It would have been a great experiment in direct democracy.
At the turn of the century, there was a politician by the name of William Jennings Bryan. He was called the Great Commoner because he claimed to represent that era’s person on the street –Êor in those days, it was just as likely to be the person on the farm.
He must have been popular, because three times the Democratic Party nominated him for president: in 1896, in 1900 and again in 1908. He was a forerunner of the later Progressive movement and pioneered reforms such as the referendum, recall and initiative.
It is through such devices that people in our form of governance can take matters into their own hands when their elected representatives fail.
Our system is designed as representative democracy, not direct democracy. Yet Bryan’s slogan was "let the people rule," and he believed the public fully capable of making critical decisions.
"To Bryan, truth and virtue were determined by the popular will," wrote Ray Ginger. "He resented the experts in government as much as he resented the plutocrats in business. He insisted that ordinary people are fully competent ‘to sit in judgment on every question which has arisen or which will arise, no matter how long our government will endure.’ And so Bryan advocated all measures that would extend direct democracy in government: the initiative, the referendum, direct primaries."
In barring the reform proposal from the ballot — despite the fact that some 400,000 Michiganians signed petitions to put it there — the three judges of the Michigan Court of Appeals stressed that "we do not act to prevent the citizen from voting on a proposal simply because that proposal is allegedly too complex or confusing. Nor do we seek to substitute our own preferences as to governmental form, structure or functioning for those of the electorate."
But you have to wonder. Among other things, the proposal, billed as an amendment to the state constitution, would have reduced the number of appellate judges and cut the salaries of those who remain –Êamong other things.
Be that as it may, the reason the court gave for striking down the proposal was that judges said it constituted a general revision of the constitution because it dealt with more than one subject.
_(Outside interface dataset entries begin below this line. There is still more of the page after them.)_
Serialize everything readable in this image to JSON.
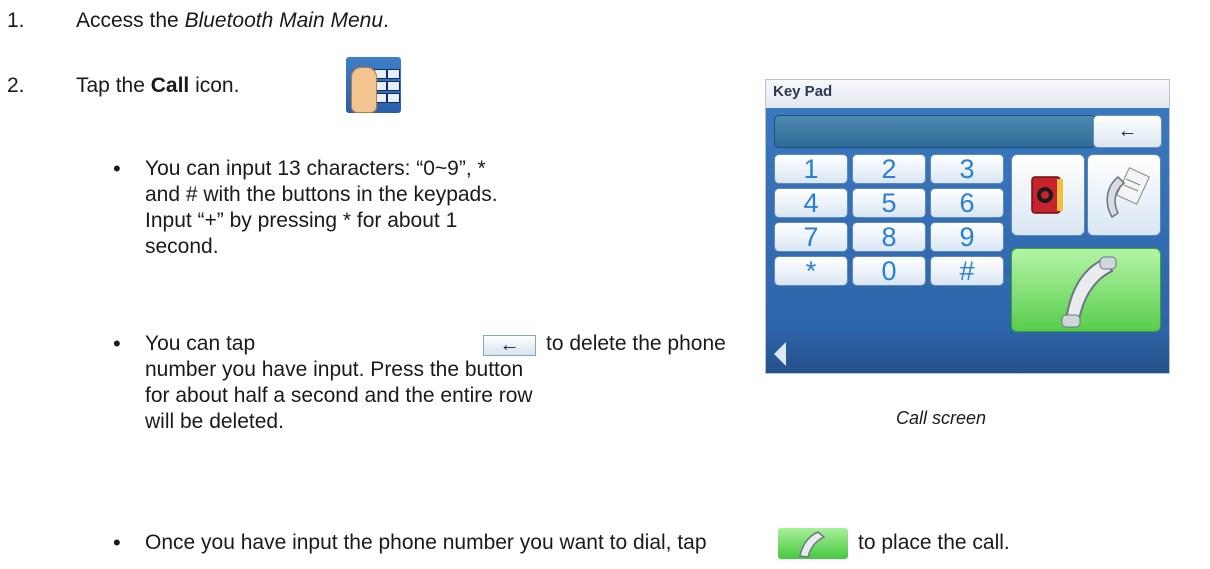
{
  "steps": [
    {
      "number": "1.",
      "prefix": "Access the ",
      "emph": "Bluetooth Main Menu",
      "suffix": "."
    },
    {
      "number": "2.",
      "prefix": "Tap the ",
      "bold": "Call",
      "suffix": " icon."
    }
  ],
  "bullets": {
    "b1": [
      "You can input 13 characters: “0~9”, *",
      "and # with the buttons in the keypads.",
      "Input “+” by pressing * for about 1",
      "second."
    ],
    "b2_line1_a": "You can tap",
    "b2_line1_b": "to delete the phone",
    "b2_rest": [
      "number you have input. Press the button",
      "for about half a second and the entire row",
      "will be deleted."
    ],
    "b3_a": "Once you have input the phone number you want to dial, tap",
    "b3_b": "to place the call."
  },
  "bullet_glyph": "•",
  "inline_back_arrow": "←",
  "screen": {
    "title": "Key Pad",
    "back_arrow": "←",
    "keys": [
      "1",
      "2",
      "3",
      "4",
      "5",
      "6",
      "7",
      "8",
      "9",
      "*",
      "0",
      "#"
    ],
    "icons": {
      "contacts": "phonebook-icon",
      "history": "call-log-icon",
      "dial": "handset-icon",
      "nav_back": "back-triangle-icon"
    }
  },
  "caption": "Call screen",
  "colors": {
    "keypad_blue": "#2c64a8",
    "key_text": "#2a7fd3",
    "dial_green": "#58cd4c"
  }
}
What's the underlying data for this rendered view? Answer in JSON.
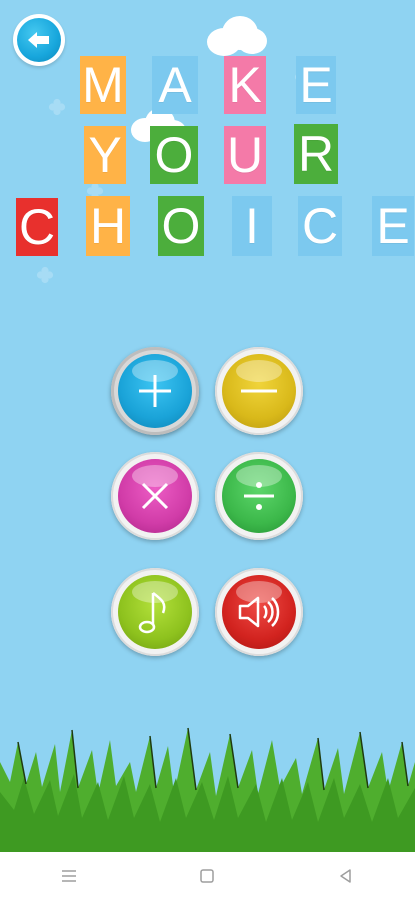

They pointed out that the proposal affected four articles of the constitution, seeking to modify 24 sections and add four others.
But as Andrew Nickelhoff, attorney for Reform Michigan Government Now! pointed out, there is no such specific language in the constitution restricting the amendment process.
Oddly, the Michigan Chamber of Commerce, one of the organizations seeking to invalidate reform group’s petitions, itself proposed a ballot plan last year seeking to change multiple sections and articles of the constitution.
"Talk to the person on the street," said the reform group’s spokeswoman, Dianne Byrum. She said they appeared to understand the proposal as they jumped at the chance to sign the petition.
Critics claim that the group’s proposal was a stealth effort to change the way redistricting occurred in Michigan so as to benefit Democrats.
If true, would the people have been smart enough to figure that out?
What do you think? The proposal as it would have appeared is printed alongside today’s column.
Do you understand it? How would you have voted: yes or no?
Let us know — and why.
Glenn Gilbert is executive editor of The Oakland Press. Contact him (248) 745-4587 or firstname.lastname@example.org.